The UAE should have a single unified road toll instead of separate systems for different emirates, a senior Emirati official said.
Marwan Al Serkal, executive chairman of Sharjah Investment and Development Authority, said one system would be easier for motorists.
He spoke as Abu Dhabi prepares to charge drivers each time they cross the four bridges onto the main island.
“I find it best to unify the [toll gate] system and bring coordination between the seven emirates," he wrote on Twitter, sharing photos of Dubai's Salik and Abu Dhabi's bridge toll gates.
"Just imagine that one has to register his vehicle in all seven emirates and pay registration fees in seven locations. And imagine pasting seven stickers on your car. I think we need coordination.”
The head of the investment authority, also known as Shurooq, has previously urged police to educate motorists and tackle bad driving.
Abu Dhabi is set to charge for crossing onto the island from late March or early April.
The system was originally to go live on October 15 but was pushed back to January 2 after many residents cited difficulties in registering their vehicles for the tolls. Then - as drivers struggled to register on January 2 - officials announced there would be a three-month grace period.
Many commuters from outside the emirate reported issues with the text message confirmation system.
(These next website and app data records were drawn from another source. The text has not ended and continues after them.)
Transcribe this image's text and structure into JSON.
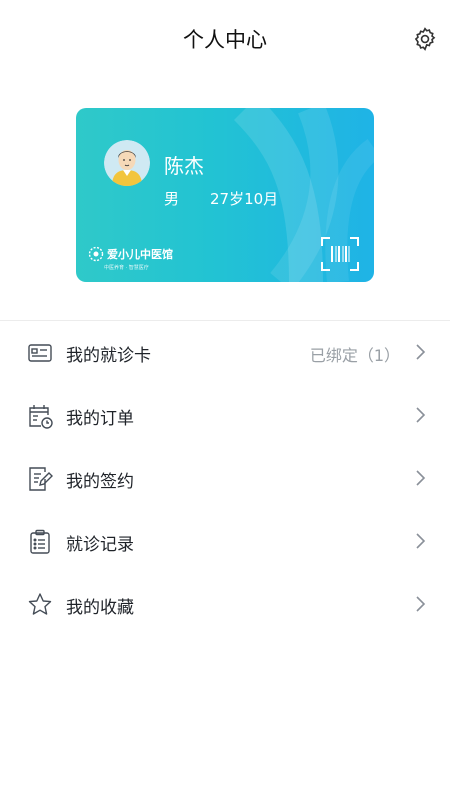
{
  "header": {
    "title": "个人中心",
    "settings_icon": "gear-icon"
  },
  "card": {
    "name": "陈杰",
    "gender": "男",
    "age": "27岁10月",
    "brand": "爱小儿中医馆",
    "brand_sub": "中医养育 · 智慧医疗",
    "avatar_icon": "user-avatar-icon",
    "scan_icon": "barcode-scan-icon",
    "colors": {
      "gradient_start": "#2fc9c9",
      "gradient_end": "#1fb3e6"
    }
  },
  "menu": [
    {
      "label": "我的就诊卡",
      "status": "已绑定（1）",
      "icon": "id-card-icon"
    },
    {
      "label": "我的订单",
      "status": "",
      "icon": "calendar-clock-icon"
    },
    {
      "label": "我的签约",
      "status": "",
      "icon": "document-edit-icon"
    },
    {
      "label": "就诊记录",
      "status": "",
      "icon": "clipboard-list-icon"
    },
    {
      "label": "我的收藏",
      "status": "",
      "icon": "star-icon"
    }
  ]
}
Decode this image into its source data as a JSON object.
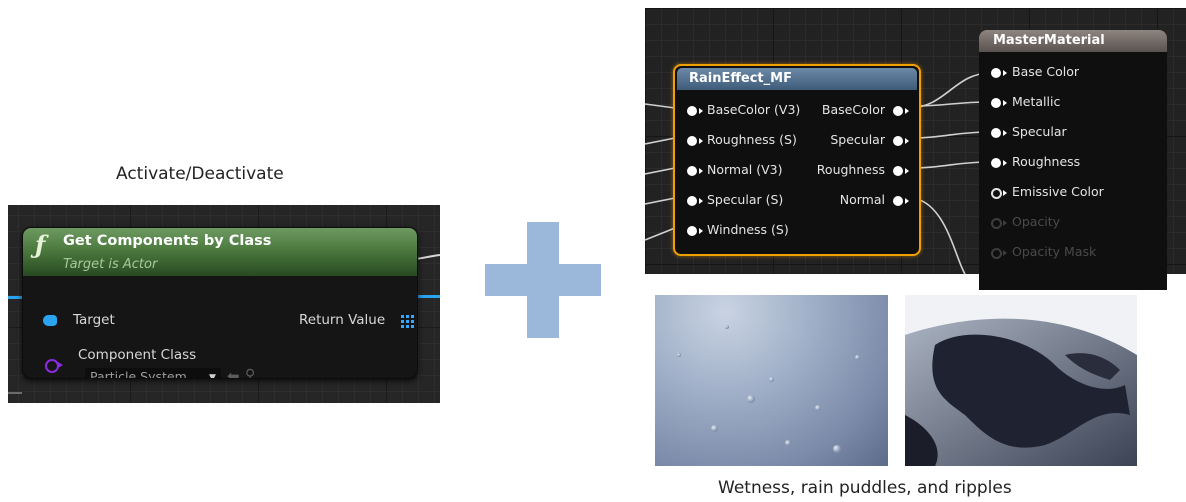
{
  "captions": {
    "left": "Activate/Deactivate",
    "bottom": "Wetness, rain puddles, and ripples"
  },
  "blueprint_node": {
    "icon": "function-icon",
    "title": "Get Components by Class",
    "subtitle": "Target is Actor",
    "inputs": {
      "target": "Target",
      "component_class": "Component Class",
      "component_class_value": "Particle System"
    },
    "outputs": {
      "return_value": "Return Value"
    },
    "colors": {
      "header": "#4c7a3e",
      "exec_pin": "#2aa3f0",
      "class_pin": "#8a2be2"
    }
  },
  "plus_color": "#9bb7da",
  "material_function_node": {
    "title": "RainEffect_MF",
    "inputs": [
      "BaseColor (V3)",
      "Roughness (S)",
      "Normal (V3)",
      "Specular (S)",
      "Windness (S)"
    ],
    "outputs": [
      "BaseColor",
      "Specular",
      "Roughness",
      "Normal"
    ],
    "highlight_color": "#f0a000"
  },
  "master_material_node": {
    "title": "MasterMaterial",
    "inputs": [
      "Base Color",
      "Metallic",
      "Specular",
      "Roughness",
      "Emissive Color",
      "Opacity",
      "Opacity Mask"
    ]
  }
}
Many said they did not receive the required one-time-password text message to complete the online registration process.
Even during the grace period, drivers should be signed up with cash in their online accounts, officials said.
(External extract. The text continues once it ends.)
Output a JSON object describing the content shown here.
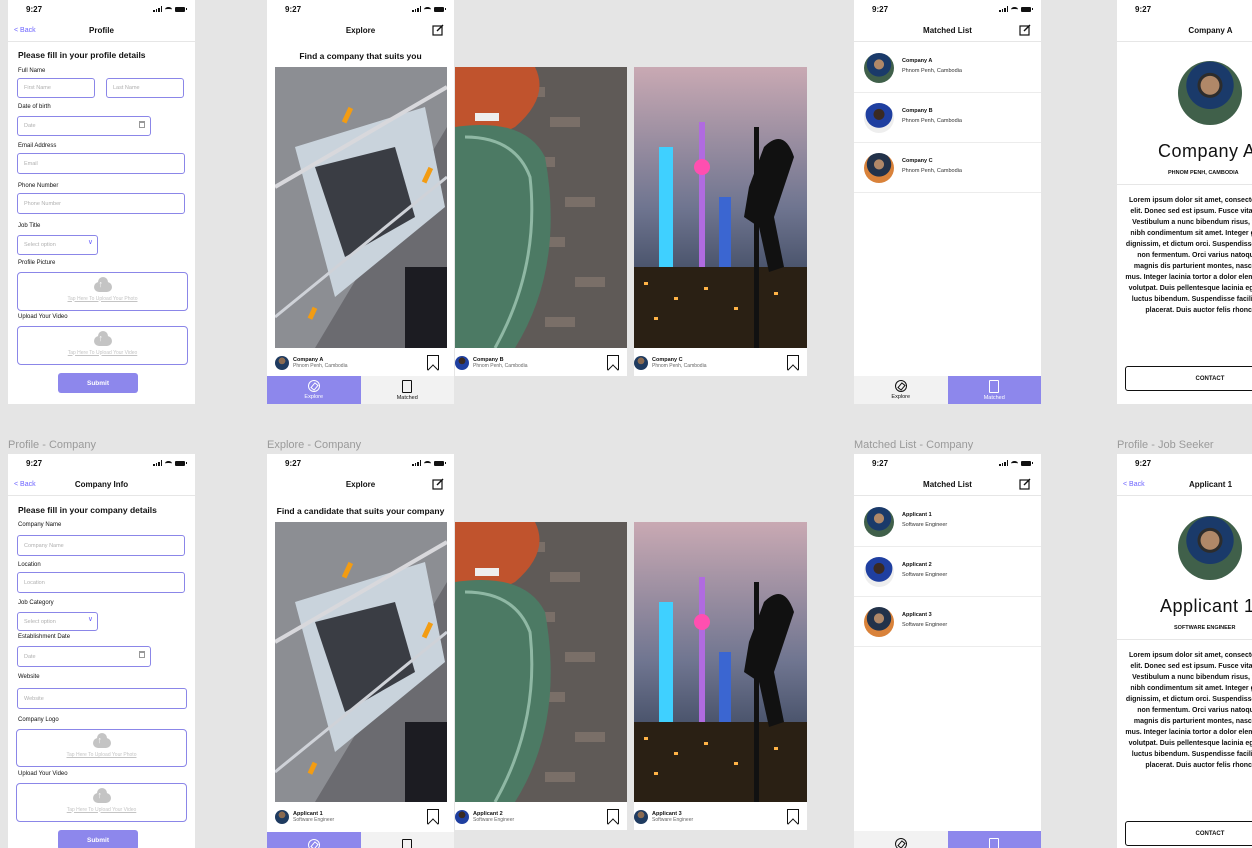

From Saturday to Thursday, drivers will pay a Dh4 rush hour charge when driving through the gates between 7-9am and 5-7pm. A maximum fee of Dh16 will be levied in any one day.
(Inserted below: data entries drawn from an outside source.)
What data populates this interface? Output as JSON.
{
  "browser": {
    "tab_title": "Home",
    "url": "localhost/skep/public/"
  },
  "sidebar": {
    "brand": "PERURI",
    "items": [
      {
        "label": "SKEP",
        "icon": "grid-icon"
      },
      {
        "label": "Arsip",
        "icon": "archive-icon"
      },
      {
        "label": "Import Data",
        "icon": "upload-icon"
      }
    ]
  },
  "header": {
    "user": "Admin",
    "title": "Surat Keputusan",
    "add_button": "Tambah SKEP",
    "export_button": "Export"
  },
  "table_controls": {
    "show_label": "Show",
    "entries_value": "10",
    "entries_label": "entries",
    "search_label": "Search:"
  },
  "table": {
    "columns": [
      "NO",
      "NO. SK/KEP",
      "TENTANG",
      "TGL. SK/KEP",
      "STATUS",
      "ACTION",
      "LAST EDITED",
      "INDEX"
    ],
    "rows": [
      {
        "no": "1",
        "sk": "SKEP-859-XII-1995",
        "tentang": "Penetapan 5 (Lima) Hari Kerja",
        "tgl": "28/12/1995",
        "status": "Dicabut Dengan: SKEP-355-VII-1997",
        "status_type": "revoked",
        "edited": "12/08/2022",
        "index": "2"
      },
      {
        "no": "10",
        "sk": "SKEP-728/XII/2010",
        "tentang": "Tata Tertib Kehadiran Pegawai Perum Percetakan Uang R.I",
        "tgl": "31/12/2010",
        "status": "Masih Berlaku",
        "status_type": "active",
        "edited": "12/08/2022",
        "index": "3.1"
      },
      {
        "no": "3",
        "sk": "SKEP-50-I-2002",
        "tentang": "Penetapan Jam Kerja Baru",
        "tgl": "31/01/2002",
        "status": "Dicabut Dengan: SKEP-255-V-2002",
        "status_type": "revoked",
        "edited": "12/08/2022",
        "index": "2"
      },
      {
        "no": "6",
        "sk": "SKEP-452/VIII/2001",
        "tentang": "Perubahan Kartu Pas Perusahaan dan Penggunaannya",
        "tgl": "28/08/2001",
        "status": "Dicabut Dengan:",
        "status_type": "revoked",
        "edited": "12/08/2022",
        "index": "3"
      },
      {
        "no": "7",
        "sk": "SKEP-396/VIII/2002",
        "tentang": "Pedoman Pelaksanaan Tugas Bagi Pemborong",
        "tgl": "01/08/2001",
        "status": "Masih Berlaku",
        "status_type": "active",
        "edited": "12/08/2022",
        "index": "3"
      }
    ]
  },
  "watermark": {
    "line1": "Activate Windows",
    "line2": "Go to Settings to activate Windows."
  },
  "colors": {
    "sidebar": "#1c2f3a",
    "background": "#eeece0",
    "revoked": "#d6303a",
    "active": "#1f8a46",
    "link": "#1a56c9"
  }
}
Dubai has operated the Salik road toll system since 2007. It was introduced to encourage drivers to cut back on private car use, to use the low-cost bus and metro systems and is credited with tackling the crippling congestion seen at the time.
The other five emirates have no existing plans for road tolls.